YOUR ASSIGNMENT
All lines ahead of the one containing "Extract the structured" are to be left out; that line and each one after it, through the end of the records below, are to be duplicated exactly.

SOURCE RECORDS
********
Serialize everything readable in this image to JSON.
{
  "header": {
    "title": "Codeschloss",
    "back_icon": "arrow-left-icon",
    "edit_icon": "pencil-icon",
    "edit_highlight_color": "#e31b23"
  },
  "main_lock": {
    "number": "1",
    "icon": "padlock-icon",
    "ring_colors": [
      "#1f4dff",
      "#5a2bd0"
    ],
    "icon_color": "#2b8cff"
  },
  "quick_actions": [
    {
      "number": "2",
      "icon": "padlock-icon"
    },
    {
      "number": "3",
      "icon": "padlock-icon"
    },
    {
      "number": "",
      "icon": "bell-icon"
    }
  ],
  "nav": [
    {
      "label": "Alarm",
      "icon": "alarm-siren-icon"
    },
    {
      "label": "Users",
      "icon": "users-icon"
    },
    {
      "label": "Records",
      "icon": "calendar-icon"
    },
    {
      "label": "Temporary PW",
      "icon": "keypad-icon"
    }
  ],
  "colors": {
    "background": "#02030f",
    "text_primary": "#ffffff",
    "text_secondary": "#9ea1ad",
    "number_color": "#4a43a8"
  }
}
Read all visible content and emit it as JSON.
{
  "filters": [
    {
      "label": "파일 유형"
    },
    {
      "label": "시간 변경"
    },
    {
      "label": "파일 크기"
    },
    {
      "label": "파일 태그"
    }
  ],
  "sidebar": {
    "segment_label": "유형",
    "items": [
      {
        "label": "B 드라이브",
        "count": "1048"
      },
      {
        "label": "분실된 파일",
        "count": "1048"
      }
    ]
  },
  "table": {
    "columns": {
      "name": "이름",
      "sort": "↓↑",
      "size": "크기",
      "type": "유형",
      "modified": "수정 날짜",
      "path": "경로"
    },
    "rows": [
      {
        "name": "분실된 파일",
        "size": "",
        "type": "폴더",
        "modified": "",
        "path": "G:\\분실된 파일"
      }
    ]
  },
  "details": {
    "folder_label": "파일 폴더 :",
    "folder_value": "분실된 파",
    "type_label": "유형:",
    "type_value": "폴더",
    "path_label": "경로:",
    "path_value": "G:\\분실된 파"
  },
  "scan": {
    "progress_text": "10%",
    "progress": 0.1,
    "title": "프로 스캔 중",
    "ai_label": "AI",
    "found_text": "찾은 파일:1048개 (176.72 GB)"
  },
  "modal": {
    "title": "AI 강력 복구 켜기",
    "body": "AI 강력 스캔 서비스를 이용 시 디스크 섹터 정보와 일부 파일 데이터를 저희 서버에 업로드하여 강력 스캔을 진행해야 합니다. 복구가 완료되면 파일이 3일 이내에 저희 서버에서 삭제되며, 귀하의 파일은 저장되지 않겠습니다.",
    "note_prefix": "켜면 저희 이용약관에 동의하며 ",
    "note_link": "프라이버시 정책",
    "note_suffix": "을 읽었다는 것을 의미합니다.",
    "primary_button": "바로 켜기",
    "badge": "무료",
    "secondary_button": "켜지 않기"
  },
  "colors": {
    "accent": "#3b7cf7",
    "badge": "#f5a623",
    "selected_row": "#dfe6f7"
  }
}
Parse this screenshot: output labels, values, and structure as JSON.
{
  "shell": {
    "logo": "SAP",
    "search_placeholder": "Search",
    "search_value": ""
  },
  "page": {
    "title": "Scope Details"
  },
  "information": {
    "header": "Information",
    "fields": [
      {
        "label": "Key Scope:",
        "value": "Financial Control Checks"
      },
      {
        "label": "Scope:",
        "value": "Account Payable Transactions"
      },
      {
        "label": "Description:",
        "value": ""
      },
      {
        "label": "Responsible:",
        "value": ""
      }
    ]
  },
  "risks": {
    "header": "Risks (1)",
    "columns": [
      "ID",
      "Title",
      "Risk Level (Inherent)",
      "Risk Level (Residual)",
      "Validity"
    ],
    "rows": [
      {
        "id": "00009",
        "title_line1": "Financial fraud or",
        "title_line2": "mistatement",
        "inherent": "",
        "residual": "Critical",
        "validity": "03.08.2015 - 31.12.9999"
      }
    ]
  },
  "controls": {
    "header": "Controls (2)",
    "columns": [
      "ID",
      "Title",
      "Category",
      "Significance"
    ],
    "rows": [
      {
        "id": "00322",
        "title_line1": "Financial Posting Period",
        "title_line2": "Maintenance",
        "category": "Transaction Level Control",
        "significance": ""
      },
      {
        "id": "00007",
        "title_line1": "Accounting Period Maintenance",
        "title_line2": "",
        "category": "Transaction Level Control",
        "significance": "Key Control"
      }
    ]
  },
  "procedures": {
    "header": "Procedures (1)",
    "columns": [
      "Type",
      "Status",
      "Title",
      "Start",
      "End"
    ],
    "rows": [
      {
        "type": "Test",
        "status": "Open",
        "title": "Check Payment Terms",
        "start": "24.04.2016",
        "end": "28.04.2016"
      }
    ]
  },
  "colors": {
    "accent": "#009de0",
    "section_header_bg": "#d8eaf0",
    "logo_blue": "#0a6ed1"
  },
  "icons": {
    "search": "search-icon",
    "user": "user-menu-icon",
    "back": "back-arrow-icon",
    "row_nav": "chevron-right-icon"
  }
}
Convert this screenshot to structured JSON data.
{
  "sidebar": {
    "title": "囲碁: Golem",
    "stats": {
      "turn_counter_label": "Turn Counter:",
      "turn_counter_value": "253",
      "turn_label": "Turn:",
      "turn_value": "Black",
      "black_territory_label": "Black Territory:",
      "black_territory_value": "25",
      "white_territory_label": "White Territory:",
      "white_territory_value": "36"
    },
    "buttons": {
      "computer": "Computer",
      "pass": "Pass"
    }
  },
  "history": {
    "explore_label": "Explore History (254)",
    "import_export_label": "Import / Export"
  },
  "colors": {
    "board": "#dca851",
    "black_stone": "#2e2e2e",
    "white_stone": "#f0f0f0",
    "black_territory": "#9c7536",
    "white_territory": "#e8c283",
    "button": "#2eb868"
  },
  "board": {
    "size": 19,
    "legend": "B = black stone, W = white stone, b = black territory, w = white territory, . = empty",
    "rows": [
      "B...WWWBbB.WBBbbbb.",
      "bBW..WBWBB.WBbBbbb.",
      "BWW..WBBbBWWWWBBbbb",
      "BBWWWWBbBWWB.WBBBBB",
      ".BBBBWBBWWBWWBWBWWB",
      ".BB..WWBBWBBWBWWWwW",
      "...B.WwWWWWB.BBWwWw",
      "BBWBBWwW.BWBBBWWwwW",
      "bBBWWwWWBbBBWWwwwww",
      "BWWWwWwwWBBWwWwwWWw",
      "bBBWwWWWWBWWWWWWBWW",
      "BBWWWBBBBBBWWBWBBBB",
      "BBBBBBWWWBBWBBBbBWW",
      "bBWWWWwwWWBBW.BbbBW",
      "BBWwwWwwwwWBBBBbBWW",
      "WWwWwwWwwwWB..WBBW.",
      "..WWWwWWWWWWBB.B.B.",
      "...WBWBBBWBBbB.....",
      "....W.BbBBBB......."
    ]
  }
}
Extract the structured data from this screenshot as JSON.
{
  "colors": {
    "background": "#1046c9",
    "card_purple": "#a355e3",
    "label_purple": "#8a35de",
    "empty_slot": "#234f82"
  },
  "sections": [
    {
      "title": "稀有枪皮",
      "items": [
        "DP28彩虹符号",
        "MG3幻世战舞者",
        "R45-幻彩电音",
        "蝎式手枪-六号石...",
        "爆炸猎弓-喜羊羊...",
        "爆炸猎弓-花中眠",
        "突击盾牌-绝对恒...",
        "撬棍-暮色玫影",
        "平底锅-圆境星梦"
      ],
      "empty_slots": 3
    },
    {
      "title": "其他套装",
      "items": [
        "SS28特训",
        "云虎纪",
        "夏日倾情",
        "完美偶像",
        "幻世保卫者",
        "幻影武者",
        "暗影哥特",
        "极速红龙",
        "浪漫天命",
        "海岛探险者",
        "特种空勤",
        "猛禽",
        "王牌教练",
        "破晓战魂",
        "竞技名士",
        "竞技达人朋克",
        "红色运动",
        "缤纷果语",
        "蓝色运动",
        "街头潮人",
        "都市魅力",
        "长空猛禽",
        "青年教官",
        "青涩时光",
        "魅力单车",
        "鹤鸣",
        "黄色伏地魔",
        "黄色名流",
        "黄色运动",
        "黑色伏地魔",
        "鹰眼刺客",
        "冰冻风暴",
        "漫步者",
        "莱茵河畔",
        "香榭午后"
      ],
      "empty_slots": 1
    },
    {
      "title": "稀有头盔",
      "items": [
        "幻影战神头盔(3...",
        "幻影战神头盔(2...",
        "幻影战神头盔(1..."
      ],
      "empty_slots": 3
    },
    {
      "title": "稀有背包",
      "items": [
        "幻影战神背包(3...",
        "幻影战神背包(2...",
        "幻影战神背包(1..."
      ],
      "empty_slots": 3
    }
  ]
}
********
EXPECTED ANSWER
Extract the structured data from this screenshot as JSON.
{
  "colors": {
    "background": "#1046c9",
    "card_purple": "#a355e3",
    "label_purple": "#8a35de",
    "empty_slot": "#234f82"
  },
  "sections": [
    {
      "title": "稀有枪皮",
      "items": [
        "DP28彩虹符号",
        "MG3幻世战舞者",
        "R45-幻彩电音",
        "蝎式手枪-六号石...",
        "爆炸猎弓-喜羊羊...",
        "爆炸猎弓-花中眠",
        "突击盾牌-绝对恒...",
        "撬棍-暮色玫影",
        "平底锅-圆境星梦"
      ],
      "empty_slots": 3
    },
    {
      "title": "其他套装",
      "items": [
        "SS28特训",
        "云虎纪",
        "夏日倾情",
        "完美偶像",
        "幻世保卫者",
        "幻影武者",
        "暗影哥特",
        "极速红龙",
        "浪漫天命",
        "海岛探险者",
        "特种空勤",
        "猛禽",
        "王牌教练",
        "破晓战魂",
        "竞技名士",
        "竞技达人朋克",
        "红色运动",
        "缤纷果语",
        "蓝色运动",
        "街头潮人",
        "都市魅力",
        "长空猛禽",
        "青年教官",
        "青涩时光",
        "魅力单车",
        "鹤鸣",
        "黄色伏地魔",
        "黄色名流",
        "黄色运动",
        "黑色伏地魔",
        "鹰眼刺客",
        "冰冻风暴",
        "漫步者",
        "莱茵河畔",
        "香榭午后"
      ],
      "empty_slots": 1
    },
    {
      "title": "稀有头盔",
      "items": [
        "幻影战神头盔(3...",
        "幻影战神头盔(2...",
        "幻影战神头盔(1..."
      ],
      "empty_slots": 3
    },
    {
      "title": "稀有背包",
      "items": [
        "幻影战神背包(3...",
        "幻影战神背包(2...",
        "幻影战神背包(1..."
      ],
      "empty_slots": 3
    }
  ]
}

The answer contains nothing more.